While working with a physical therapist, you may be asked to perform activities, such as:

  • Dance steps.
  • Walking in circles.
  • “Figure 8” exercises to strengthen the core abdominal muscles that help stabilize your body.
  • Working through an obstacle course.


Doing more than one thing at the same time—safely. Adults who have a hard time doing multiple tasks at once are at a larger risk for falls. In order to be more safe while performing daily tasks, a physical therapist may create a “dual-task” training program.

This sort of program is made to challenge patients and help them to maintain their speed of walking while doing other activities. Such as counting, holding a conversation, or even just carrying groceries.

Strength training. Building strength is crucial to successfully achieving fall prevention and is a great way to prevent falling. Strength training and balance exercises practiced together is even better. 

Your physical therapist may create a strengthening program personalized to each individual patient. One that is focused on their specific muscle groups that improve standing balance, balancing while walking, as well as the ability to come back safely from losing your balance.

Endurance training. Performing aerobic exercises is a lower intensity of exercise done for a longer period of time. It helps to improve overall health, especially endurance. 

A physical therapist should work with you to create an aerobic program that’s safe. This could include walking, aquatic exercises, or other things that address each patient’s specific needs. The program can begin with sessions as quick as 10 minutes. When endurance improves, they can grow to be up to 30 minute sessions.

Pain management. This is a very important step for older adults who are looking to find your balance again. With some exercises, like aerobic or strengthening, there’s certain steps that can relieve pain all while improving fall prevention.

These treatments should be adjusted for each patient, depending on where their pain is stemming from. Physical therapy is known to improve a patient’s pain, or eliminate it completely. It can also erase their need for dangerous pain medications.

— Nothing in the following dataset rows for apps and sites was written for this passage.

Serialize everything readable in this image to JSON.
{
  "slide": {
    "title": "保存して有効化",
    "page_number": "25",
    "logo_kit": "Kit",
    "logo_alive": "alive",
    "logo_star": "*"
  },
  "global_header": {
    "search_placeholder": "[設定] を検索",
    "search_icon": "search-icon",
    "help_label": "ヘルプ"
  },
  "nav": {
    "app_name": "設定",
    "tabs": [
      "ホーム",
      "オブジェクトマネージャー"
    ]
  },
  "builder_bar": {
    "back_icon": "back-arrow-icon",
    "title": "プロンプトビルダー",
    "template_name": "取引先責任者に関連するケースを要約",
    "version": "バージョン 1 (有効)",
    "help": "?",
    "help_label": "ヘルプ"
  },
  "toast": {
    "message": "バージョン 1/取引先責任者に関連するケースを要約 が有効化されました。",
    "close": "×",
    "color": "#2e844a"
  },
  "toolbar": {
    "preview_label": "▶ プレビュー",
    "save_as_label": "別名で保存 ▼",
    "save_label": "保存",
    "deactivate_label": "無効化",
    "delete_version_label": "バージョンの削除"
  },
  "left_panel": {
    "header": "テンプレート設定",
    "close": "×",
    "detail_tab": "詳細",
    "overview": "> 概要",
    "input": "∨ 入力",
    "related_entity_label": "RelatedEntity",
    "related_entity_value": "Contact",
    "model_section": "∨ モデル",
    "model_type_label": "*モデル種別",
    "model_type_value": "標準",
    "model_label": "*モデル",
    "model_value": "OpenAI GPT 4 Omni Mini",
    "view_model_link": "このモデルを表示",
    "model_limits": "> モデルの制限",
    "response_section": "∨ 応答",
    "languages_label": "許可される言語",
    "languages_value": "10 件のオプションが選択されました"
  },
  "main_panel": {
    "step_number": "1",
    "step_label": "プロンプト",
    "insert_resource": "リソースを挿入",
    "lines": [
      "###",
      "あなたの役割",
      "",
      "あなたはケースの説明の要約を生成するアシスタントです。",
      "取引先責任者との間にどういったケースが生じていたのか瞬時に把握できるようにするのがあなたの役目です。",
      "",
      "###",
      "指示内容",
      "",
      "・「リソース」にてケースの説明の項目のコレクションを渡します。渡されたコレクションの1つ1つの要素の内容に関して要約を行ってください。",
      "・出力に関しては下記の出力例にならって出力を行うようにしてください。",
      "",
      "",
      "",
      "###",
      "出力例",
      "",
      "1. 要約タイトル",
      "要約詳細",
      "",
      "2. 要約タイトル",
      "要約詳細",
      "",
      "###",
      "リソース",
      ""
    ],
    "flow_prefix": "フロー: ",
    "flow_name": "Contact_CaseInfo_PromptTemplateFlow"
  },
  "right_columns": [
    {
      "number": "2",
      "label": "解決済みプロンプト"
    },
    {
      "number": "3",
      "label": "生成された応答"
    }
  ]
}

Education. A physical therapist should always take time to go over how a patient’s fall prevention should be addressed. They should go over the best exercises and other activities that will best help the patient improve their quality of life and give them other resources to educate themselves.

Fear management. It’s a good idea to speak with your physical therapist about any fear you may have of falling. This is so they can help you build confidence and slowly regain control of everyday life and activities you’re missing out on out of fear of falling.

Each individual should be assessed by what they do everyday and what they can do themselves to stay safe and avoid falling.

Personal recommendations. Your physical therapist can provide personal recommendations based on your condition and goals to help you:

  • Increase the safety of your home environment by making changes, such as removing throw rugs or clutter.
  • Adjust how you complete your daily tasks to reduce your fall risk.
  • Choose appropriate footwear.
  • Learn about proper nutrition, improving your sleep schedule, and other general information that can help reduce your fall risk.
  • Meet with other health care providers when appropriate.

In Conclusion

Physical therapists are movement experts who optimize the quality of life through prescribed exercise, hands-on care, and patient education. Physical therapists teach patients how to prevent or manage their condition so that they will achieve long-term health benefits. 

If you, or someone you love are living a more limited life due to the fear of falling, or because of a past fall, let Marron Wellness help you find your balance again! 

Contact us today!